They needed to do it for themselves. They needed to be taught lessons on budgeting, accounting, networking for new business ventures and research what products the market would buy. This of course, was not going to happen overnight but they needed to learn how to make their business sustainable and profitable.

To enable these ladies to have money to play with, I got them to create products for myself that I would purchase.

Something hard hitting was getting the ladies to break down the cost of really much each item is to make from materials to labour. To my astonishment, this thought process had not been considered. This needed to change.

We conducted our research, what was out in the market, what products would we sell, what was the designs were going to be. We worked out how time intensive each product was to create.

With this in mind, we went to local businesses and tourist shops in the area to see what products they would be interested in and if they were willing to support these ladies – all at price that would make this business venture sustainable and profitable.

The result

Both Nadja and I are no longer in Moshi however we continue to work to guide these ladies on how to better their business. Happy to report that their business has now flourished in the local area.

Now for the corniness factor – we were both teachers but I feel we were the students. From my stint of working with these ladies, I learnt resilience. That age has no barrier when it comes to bettering yourself and to achieving new goals you didn’t think possible. That you can either choose to wait on hand outs or work hard and that is what the ladies choose to do – to further their education to learn how to support themselves and their families.

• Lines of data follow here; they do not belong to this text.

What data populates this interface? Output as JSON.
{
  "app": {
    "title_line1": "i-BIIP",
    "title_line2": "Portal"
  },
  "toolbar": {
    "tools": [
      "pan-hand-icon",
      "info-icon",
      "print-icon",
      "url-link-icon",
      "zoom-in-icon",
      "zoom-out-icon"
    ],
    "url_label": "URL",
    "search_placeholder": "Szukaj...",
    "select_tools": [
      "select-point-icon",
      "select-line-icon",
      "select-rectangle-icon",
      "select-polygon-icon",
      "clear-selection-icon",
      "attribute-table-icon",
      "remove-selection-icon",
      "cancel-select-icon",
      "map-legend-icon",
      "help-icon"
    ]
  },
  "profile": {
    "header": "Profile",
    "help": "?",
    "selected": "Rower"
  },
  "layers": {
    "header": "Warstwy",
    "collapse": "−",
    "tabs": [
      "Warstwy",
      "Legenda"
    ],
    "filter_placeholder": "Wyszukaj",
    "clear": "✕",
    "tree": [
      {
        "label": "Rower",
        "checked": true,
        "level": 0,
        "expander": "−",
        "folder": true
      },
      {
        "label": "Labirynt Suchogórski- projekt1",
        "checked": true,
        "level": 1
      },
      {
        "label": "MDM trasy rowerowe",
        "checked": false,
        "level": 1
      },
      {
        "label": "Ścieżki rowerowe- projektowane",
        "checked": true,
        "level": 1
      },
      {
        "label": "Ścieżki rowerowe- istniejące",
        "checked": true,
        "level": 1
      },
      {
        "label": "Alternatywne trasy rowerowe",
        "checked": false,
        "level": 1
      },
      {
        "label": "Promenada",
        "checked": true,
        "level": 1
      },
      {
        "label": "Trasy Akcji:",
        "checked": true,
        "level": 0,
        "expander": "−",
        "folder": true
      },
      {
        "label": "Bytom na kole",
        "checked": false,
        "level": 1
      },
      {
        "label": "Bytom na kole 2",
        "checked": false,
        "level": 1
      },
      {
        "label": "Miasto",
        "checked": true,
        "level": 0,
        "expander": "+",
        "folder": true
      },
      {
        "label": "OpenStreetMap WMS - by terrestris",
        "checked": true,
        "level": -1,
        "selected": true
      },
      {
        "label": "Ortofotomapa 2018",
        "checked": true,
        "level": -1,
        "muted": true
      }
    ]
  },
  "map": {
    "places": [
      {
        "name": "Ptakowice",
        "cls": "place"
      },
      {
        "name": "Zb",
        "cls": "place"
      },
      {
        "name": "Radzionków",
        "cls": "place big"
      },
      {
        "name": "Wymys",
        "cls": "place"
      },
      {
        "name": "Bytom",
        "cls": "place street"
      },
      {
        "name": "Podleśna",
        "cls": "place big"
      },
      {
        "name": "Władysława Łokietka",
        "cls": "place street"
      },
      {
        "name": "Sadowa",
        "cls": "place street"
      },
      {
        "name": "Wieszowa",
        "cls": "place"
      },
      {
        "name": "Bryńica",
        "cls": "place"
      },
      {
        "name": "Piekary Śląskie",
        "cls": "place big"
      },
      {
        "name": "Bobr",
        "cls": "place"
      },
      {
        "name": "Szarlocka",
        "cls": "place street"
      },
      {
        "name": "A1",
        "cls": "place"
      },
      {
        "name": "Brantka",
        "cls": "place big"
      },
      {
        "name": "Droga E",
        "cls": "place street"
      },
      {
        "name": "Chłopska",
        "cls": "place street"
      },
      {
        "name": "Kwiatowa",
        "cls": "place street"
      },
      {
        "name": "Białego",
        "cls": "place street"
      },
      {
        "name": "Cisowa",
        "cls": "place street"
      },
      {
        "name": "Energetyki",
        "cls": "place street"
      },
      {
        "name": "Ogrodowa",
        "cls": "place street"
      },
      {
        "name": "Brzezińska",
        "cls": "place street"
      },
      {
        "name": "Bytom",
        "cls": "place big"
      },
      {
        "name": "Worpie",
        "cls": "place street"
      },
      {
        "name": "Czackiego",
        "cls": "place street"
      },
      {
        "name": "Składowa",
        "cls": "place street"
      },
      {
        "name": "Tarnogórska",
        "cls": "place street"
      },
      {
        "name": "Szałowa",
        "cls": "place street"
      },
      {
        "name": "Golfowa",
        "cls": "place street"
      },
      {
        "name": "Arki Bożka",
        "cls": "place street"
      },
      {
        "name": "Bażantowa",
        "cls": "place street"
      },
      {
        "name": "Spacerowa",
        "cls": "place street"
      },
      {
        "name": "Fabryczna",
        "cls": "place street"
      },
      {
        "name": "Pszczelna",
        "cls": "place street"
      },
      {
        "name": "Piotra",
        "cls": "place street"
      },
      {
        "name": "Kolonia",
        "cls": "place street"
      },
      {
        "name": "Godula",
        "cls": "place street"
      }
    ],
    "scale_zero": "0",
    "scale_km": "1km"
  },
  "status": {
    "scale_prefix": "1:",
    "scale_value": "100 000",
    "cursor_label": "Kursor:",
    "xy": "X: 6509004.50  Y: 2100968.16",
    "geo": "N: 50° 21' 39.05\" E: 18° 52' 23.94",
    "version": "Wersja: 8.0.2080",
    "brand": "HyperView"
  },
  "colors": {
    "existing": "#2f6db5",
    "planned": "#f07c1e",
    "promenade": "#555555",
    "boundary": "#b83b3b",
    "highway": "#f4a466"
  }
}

These ladies are living proof of what it takes to be strong and I can only commend them for it and I think we can all learn from their journey of creating opportunities for themselves.

To keep up to date with how the ladies’ are going, please visit their page: Jiendeleze Women’s Organization

Thank you Hostel Hoff for providing affordable volunteer programs that support grassroots initiatives.